Madison Fields’s Trial Period
At Madison Fields, when a new horse is brought into the herd they don’t go straight into working with riders. There is what we like to consider a trial period, where we dedicate 30 days to allow the horse to fully transition into their new role as a Therapeutic Riding (TR) horse and become comfortable with their new home.
Before the horse arrives at Madison Fields, our TR team takes a trip to meet the horse at their original home for an evaluation. This visit is used to determine what skills the team members are going to focus on during the trial period. The evaluation takes place at the horse’s original home so that the horse is more comfortable and willing to perform the tasks. Based on the results of that home evaluation, the decision is made whether to pursue a trial period and bring the horse to Madison Fields. If the TR team decides they wouldn’t be a good fit, then the horse remains at their farm. If they are successful in the home evaluation they are transferred to Madison Fields to begin their trial period.
During the first week of the trial period, the horse arrives at the farm and goes through the initial adjustment period. No skills are being taught at this time, because we want the horse to focus on learning about their new environment and routine.
The second week starts off with the introduction of grooming. This is when the horse is moved to the main part of the barn and groomed where they would be during a lesson. This week is also when the horse is being introduced to the mounting ramp and the different skills that are needed to successfully work with the ramp and riders. One day during this week the horse will be placed in the main barn area during a real lesson. They are not participating in the lesson, but they are there to get comfortable with the noises and the amount of people that are in the barn during that time.
The third week begins with a review and practice of all the skills that were taught the week before. The repetition of skills help the horse learn and reinforce the routine for the future. The horse begins their introduction with the different toys and obstacles used in a TR lesson. These toys include rings, hula hoops, the T-bar, bean bags, barrels, and stuffed animals. The introduction is an in-depth process; the horse is learning about a new toy or two each day of the week, so they don’t become overwhelmed.
In the final week, the TR team reviews all the skills taught in the previous two weeks for extra practice, and then the horse is introduced to the lesson structure. They begin to practice working in lessons that include: one horse leader, one horse leader and one side walker, and one horse leader and two side walkers. After learning these skills, the horse will more easily transition into the evaluation that takes place at the end of the trial. The evaluation is simply a mock lesson, where the horse will go through everything they would if they had a TR participant.
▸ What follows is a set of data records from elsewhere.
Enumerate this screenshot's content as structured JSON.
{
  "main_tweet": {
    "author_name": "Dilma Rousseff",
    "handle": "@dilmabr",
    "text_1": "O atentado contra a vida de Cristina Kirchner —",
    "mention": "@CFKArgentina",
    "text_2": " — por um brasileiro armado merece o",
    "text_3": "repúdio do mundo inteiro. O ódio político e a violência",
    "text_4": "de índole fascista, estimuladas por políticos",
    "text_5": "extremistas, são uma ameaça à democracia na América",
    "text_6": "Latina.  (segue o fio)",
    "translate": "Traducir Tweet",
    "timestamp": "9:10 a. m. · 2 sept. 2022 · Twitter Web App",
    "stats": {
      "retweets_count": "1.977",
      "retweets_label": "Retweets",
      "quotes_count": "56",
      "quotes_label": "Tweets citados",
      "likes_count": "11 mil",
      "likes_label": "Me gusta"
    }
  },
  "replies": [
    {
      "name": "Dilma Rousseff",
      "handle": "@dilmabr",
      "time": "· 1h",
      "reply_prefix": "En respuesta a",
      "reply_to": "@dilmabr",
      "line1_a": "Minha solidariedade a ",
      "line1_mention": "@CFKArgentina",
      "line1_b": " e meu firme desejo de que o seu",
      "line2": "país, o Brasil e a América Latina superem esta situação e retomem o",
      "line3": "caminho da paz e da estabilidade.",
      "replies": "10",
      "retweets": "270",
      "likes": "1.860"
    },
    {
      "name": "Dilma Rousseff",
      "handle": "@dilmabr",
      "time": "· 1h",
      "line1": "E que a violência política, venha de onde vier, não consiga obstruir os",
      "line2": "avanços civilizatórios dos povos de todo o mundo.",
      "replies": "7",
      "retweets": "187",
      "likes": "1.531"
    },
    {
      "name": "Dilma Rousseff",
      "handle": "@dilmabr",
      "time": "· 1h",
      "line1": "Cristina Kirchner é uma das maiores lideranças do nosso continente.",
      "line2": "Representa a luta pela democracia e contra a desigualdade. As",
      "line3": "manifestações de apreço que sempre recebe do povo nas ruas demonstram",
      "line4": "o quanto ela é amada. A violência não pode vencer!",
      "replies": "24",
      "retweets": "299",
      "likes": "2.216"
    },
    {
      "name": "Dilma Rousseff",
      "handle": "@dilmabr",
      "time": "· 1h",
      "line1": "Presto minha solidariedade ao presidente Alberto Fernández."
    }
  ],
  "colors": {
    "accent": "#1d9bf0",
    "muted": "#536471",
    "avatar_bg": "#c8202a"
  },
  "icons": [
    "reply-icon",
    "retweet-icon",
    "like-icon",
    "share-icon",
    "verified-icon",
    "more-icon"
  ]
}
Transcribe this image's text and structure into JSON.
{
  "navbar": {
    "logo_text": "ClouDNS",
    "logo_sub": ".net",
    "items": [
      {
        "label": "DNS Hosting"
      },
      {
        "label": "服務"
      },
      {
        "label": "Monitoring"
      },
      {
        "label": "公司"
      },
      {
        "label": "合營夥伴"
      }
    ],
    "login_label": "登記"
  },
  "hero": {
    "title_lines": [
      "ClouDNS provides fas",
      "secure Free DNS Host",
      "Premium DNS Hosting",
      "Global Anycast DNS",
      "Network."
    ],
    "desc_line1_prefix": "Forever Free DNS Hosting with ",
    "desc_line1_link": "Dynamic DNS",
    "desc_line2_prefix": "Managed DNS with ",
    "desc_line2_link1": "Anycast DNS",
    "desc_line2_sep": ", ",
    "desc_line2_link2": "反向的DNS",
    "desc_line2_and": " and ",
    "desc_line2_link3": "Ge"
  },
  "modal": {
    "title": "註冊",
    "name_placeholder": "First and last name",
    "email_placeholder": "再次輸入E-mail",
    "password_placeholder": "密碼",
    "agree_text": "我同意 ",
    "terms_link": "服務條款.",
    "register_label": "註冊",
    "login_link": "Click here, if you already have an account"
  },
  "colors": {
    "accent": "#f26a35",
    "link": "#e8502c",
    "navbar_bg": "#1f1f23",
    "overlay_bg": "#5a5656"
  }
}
Lua working a horse leader & 1 side walker. Tap Dance working with a horse leader.
What Happens When Trial Period is Over
With the results of the mock lesson evaluation the TR team decides if the horse passes or fails the trail. A horse does not complete or pass a trial for several reasons. The most common is that they do not adjust well to their new environment or role as a TR horse. Sometimes, TR might not be the right job for that particular horse and that is okay. In these cases, the horse is returned to their original home. If they do pass, then the horse becomes an official member of the EAAT Team and is able to work with riders during lessons.
Meet the Newest Members of Our Team
Since 2020 began, Madison Fields welcomed three new horses to the Equine-Assisted Activities & Therapies program (EAAT). The newest additions to the herd are Lua, Tap Dance, and Polly.
Lua is a 20-year-old Oldenburg with a flea bitten grey coat, giving her a speckled appearance. She began lessons in the Winter 2020 session after completing her trial from December 2019 to January 2020. Lua is special because she is able to adapt to her riders abilities, meaning Lua is able to be ridden independently, or with a leader and side walkers. She is joining our herd on a free lease from one of our own TR instructors, Taylor Polito. Lua was bred to be a dressage horse, but was a ranch horse for most of her life.
Tap Dance, or Tap for short, is a 20-year-old Welsh Pony Cross that is short and stout with a long, beautiful forelock. Her trail took place from January to February 2020 and she will begin lessons in the Spring session. Tap is very special because she has a sense of humor and she is constantly asking for treats! Tap came to Madison Fields on a free lease from Mount Airy, MD to begin her trial in January. In her past she competed in the Hunter Jumper and Jumper arenas.
Polly, our gentle giant, is an all-black Percheron with a white spot on her forehead. Polly’s trial was from February to March 2020, and she is excited and ready for lessons to start in the Spring 2020 session! She stands out because she is now the biggest horse on the farm. Polly may be big, but she has a sweet, calming presence making her riders feel comfortable in the arena. She came to us on a lease from Jefferson, MD where she was previously a TR horse on a different farm.
It is always a great feeling when we welcome new horses onto our TR team. We are very excited to see what Lua, Tap Dance, and Polly are going to accomplish while they are here on the Madison Fields farm! If you are interested in learning more about the EAAT program please visit https://madisonfields.org/services/eaat-program/ or contact us at [email protected]